Sugar is an enemy to teeth. Studies suggest the correlation between high-sugar diet and tooth decay. Bacteria in the teeth lining attack sugar, creating acids that destroy the enamel.
#4 High blood pressure and heart disease
Like with salt, high amount of sugar in the body can cause hypertension. Sugar-dense foods spike sugar blood pressure in a matter of hours. They also increase the risk of developing heart disease.
#5 Sugar addiction
Sugar dependency is a reality and there are studies that prove the same. Sugar has shown to mimic the effects of opiate in the brain, causing binge-ing, longing and withdrawal when levels begin to fall.
#6 Toxic effect on liver

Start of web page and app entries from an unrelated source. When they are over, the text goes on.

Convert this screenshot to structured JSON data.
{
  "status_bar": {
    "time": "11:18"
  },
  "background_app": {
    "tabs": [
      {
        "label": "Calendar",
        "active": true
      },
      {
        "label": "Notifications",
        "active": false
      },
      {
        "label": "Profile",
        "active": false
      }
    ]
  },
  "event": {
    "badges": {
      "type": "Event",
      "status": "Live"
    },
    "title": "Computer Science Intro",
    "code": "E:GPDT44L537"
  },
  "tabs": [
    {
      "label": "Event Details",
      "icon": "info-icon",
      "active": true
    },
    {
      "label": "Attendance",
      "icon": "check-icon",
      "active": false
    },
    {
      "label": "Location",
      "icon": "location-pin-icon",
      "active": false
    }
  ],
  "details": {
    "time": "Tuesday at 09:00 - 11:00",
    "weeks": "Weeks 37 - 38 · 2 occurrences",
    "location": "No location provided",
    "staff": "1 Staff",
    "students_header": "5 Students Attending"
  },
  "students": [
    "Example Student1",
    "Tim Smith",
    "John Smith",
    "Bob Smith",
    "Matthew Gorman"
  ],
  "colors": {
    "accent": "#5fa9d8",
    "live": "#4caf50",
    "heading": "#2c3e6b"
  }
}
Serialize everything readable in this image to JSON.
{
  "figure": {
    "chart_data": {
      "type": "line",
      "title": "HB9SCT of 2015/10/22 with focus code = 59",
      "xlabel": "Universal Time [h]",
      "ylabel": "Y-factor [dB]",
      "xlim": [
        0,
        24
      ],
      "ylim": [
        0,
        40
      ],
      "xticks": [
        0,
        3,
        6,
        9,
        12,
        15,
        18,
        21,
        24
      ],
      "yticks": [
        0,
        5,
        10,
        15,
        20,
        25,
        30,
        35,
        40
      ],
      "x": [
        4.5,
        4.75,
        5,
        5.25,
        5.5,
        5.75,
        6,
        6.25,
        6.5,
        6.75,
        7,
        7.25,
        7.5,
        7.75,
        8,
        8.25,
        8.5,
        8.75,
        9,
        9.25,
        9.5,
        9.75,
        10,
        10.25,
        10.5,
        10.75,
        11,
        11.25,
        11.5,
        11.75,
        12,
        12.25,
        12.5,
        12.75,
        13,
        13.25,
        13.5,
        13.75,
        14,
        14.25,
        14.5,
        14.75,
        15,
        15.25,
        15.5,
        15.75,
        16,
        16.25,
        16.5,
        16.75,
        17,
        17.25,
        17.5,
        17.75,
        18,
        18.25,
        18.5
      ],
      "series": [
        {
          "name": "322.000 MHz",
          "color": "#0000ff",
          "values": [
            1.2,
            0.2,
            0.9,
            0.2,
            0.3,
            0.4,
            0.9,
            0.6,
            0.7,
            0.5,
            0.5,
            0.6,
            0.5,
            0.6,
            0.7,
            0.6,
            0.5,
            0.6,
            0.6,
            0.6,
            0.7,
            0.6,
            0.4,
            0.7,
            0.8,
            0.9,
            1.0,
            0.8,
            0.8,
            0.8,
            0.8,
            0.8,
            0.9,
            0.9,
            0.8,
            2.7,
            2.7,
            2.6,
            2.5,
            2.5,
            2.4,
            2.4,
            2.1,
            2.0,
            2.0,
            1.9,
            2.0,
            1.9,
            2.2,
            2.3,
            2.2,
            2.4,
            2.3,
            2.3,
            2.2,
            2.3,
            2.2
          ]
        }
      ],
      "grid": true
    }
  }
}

In 2012, a study published in Nature concluded that excess sugar in the body can create toxic effects on the liver, just like alcohol. It further went on to state that high amounts of sugar could increase the risk of certain chronic conditions that are common consequences of alcohol addiction.
Image: By San Sharma from London, United Kingdom (Chum Chums Uploaded by Diádoco) [CC-BY-SA-2.0 (http://creativecommons.org/licenses/by-sa/2.0)], via Wikimedia Commons
“Sugar is as dangerous as alcohol and tobacco, warn health experts,” The Telegraph, Sarah Knapton, January 9, 2014, http://www.telegraph.co.uk/health/healthnews/10559671/Sugar-is-as-dangerous-as-alcohol-and-tobacco-warn-health-experts.html
“Sweet poison: why sugar is ruining our health,” The Telegraph, Victoria Lambert, January 9, 2014, http://www.telegraph.co.uk/foodanddrink/healthyeating/9987825/Sweet-poison-why-sugar-is-ruining-our-health.html
“What Eating Too Much Sugar Does to Your Brain,” Forbes.com, David Disalvo, April 1, 2012, http://www.forbes.com/sites/daviddisalvo/2012/04/01/what-eating-too-much-sugar-does-to-your-brain/
“10 Things You Don’t Know About Sugar (And What You Don’t Know Could Hurt You)” HuffingtonPost.com, Kristin Kirkpatrick, July 30, 2013, http://www.huffingtonpost.com/kristin-kirkpatrick-ms-rd-ld/dangers-of-sugar_b_3658061.html